Collected data entries.
*****

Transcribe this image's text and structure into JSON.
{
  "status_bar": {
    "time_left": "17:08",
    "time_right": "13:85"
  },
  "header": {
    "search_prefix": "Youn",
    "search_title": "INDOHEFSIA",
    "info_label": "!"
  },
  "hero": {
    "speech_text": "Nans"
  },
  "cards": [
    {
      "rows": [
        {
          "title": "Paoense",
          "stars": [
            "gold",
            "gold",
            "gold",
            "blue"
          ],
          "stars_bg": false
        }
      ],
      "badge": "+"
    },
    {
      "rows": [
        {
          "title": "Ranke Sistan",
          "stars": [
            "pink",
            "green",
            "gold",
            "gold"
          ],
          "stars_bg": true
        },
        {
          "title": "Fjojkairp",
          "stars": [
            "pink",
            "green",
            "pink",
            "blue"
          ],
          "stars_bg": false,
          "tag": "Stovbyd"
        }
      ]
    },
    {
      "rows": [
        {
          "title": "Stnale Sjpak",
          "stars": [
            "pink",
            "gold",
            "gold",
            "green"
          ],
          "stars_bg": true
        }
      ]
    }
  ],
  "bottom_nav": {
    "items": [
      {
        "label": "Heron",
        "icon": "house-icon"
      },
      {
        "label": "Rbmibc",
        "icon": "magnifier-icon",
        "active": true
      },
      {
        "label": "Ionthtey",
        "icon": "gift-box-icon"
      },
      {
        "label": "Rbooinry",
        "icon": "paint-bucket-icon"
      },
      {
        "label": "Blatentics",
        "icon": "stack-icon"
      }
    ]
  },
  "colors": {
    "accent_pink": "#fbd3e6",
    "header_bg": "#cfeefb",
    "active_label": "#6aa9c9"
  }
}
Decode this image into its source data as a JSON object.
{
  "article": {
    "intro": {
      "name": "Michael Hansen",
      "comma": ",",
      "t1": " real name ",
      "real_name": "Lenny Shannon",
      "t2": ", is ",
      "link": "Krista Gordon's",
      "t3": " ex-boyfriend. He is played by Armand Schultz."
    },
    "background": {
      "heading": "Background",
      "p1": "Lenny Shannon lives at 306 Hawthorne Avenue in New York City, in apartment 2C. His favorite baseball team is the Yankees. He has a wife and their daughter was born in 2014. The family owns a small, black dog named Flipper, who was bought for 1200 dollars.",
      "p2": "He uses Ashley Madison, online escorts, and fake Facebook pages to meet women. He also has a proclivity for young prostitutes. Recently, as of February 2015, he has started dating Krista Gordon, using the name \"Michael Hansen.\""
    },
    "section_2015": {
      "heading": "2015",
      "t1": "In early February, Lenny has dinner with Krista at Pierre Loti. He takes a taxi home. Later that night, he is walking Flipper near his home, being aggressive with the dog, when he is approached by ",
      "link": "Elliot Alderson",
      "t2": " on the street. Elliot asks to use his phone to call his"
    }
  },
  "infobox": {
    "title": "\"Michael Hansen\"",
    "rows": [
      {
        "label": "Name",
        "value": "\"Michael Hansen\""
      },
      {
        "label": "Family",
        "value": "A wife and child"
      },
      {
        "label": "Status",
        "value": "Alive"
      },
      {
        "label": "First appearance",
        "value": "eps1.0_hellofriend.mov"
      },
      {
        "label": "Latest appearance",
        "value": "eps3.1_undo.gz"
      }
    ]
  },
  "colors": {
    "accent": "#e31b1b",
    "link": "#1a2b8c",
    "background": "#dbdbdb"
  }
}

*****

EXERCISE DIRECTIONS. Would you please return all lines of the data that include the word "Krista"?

TASK ANSWER.
      "link": "Krista Gordon's",
      "p2": "He uses Ashley Madison, online escorts, and fake Facebook pages to meet women. He also has a proclivity for young prostitutes. Recently, as of February 2015, he has started dating Krista Gordon, using the name \"Michael Hansen.\""
      "t1": "In early February, Lenny has dinner with Krista at Pierre Loti. He takes a taxi home. Later that night, he is walking Flipper near his home, being aggressive with the dog, when he is approached by ",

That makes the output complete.